Reduce

Reducing the amount of waste we produce is a great way to lessen our impact on the environment and can save money.

There are lots of ways to make a real difference. For example, you can reduce your waste by:

  • Cutting down on food waste by planning the food shopping and only buy what we need. Did you know the average family could save £700 a year by simply reducing the amount of food being thrown away?
  • Buying products with less packaging. Try to avoid buying items which are individually wrapped. Where possible look out for refill packs or concentrated products, or products that can be used more than once, for example, rechargeable batteries.
  • Take a re-usable carrier bag shopping with you.
  • Stop getting junk mail through the door.
  • Avoid single use items such as disposal coffee cups and opt for a re-usable mug.

Re-use

After reducing waste, the second best option is to reuse items. Here are a few suggestions for reusing items.

Recycle

If you can’t reduce or reuse the next best option is to recycle your unwanted items. Recycling is a process that turns unwanted items into something new.  This helps to save on resources by reducing the need to extract new materials and requires less energy.

Staffordshire provides lots of ways for you to recycle, if you are unsure if it can be recycled please check first. It is important not to mix non-recyclable waste in the recycling collections as this can contaminate the load and could lead the whole load being rejected from the recycling facility.

 

Recovery

The majority of waste that isn’t re-used or recycled is sent to one of our two energy recovery facilities in Four Ashes and Hanford. These plants burn waste at extremely high temperatures in a controlled environment to produce energy which is fed back to the grid.

Whilst these plants are a much better option than landfilling our waste, it is still important to reduce, reuse and recycle as much as possible.

The energy recovery plant at Four Ashes is operated on behalf of Staffordshire County Council by Veolia. Tours of the plant can be arranged on request for Staffordshire schools and community groups. Please contact Hilary on 0203 567 6300 for information.

Landfill

There is a small amount of waste which currently can’t be recycled or sent for energy recovery.
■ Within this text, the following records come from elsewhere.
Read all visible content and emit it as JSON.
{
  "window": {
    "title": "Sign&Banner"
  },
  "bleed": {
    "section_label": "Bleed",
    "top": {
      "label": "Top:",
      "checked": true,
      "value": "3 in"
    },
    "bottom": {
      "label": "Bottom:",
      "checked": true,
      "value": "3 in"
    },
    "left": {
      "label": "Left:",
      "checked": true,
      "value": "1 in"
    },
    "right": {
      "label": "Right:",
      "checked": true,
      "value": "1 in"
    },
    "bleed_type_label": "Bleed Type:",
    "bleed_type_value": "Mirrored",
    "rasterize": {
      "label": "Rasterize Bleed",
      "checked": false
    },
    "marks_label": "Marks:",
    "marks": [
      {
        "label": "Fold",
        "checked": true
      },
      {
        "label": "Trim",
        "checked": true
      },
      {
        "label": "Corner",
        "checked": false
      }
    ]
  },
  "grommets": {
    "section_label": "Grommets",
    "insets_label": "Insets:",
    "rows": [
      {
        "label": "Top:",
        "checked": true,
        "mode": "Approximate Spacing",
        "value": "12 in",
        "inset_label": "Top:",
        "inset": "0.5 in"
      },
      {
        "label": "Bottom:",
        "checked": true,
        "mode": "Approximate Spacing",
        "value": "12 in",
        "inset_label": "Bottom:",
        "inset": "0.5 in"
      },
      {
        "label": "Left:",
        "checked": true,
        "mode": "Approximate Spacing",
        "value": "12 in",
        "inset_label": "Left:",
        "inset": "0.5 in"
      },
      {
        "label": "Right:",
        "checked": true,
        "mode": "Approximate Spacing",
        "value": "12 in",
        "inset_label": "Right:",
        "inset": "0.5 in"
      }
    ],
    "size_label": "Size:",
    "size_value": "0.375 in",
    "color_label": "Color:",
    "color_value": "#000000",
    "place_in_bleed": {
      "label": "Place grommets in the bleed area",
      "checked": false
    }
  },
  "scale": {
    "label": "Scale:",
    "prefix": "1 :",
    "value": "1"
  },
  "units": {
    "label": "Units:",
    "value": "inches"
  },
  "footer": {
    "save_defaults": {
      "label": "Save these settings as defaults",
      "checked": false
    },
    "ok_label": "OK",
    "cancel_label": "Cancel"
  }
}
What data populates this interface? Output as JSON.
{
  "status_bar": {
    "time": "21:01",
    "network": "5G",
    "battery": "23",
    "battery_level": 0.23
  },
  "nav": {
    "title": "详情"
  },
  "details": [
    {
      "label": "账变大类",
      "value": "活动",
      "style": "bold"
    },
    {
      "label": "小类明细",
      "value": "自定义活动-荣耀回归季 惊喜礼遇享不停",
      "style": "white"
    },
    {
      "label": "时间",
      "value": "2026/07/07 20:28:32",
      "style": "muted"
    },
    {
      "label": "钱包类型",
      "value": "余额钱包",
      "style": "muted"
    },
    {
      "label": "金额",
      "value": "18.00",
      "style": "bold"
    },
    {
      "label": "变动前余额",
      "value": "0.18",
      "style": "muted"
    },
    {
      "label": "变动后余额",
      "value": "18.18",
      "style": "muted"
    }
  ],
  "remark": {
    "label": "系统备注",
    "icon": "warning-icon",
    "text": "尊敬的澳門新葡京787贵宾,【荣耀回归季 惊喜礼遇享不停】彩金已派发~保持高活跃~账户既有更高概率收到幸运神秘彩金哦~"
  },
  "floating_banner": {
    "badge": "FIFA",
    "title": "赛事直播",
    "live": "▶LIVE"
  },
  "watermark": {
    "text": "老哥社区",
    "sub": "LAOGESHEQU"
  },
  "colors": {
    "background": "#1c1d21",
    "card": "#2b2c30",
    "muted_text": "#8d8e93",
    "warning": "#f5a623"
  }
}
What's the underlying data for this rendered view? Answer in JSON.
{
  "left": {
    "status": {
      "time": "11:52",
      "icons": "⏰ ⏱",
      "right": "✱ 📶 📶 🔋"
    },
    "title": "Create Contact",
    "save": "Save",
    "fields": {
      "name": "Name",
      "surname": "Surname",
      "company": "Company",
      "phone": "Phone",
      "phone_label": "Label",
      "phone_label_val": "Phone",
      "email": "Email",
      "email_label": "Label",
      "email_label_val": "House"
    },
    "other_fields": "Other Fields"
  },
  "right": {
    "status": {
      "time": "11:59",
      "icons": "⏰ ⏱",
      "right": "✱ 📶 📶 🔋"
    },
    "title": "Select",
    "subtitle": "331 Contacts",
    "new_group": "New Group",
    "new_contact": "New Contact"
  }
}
Currently less than 3% of Staffordshire’s municipal waste is being landfilled and we are working hard to achieve zero waste to landfill by 2020.

There are no results that match your search criteria


Latest environment news

Pupils secure funding towards cost of new school bike shed

Pupils from Walton High School in Stafford are celebrating after receiving funding to build a new bike shed for Sixth Form students.
Date:
22 February 2021

Ancient trees under threat from damage

Ancient oak trees dating back to the time of King Henry VIII are being damaged by people building illegal trails through Brocton Coppice for use by mountain bikes, off-road motorbikes and quad bikes.
Date:
16 February 2021

£7.8m Cannock Chase conservation plan backed

£7.8 million plans to protect Cannock Chase's vulnerable landscape and wildlife for future generations have been backed by Staffordshire County Council.
Date:
20 January 2021

Climate change funding still available

Community groups, parish councils and schools with projects that help tackle climate change are being reminded that there is still time to apply for funding.
Date:
14 January 2021

Visit the Staffordshire Newsroom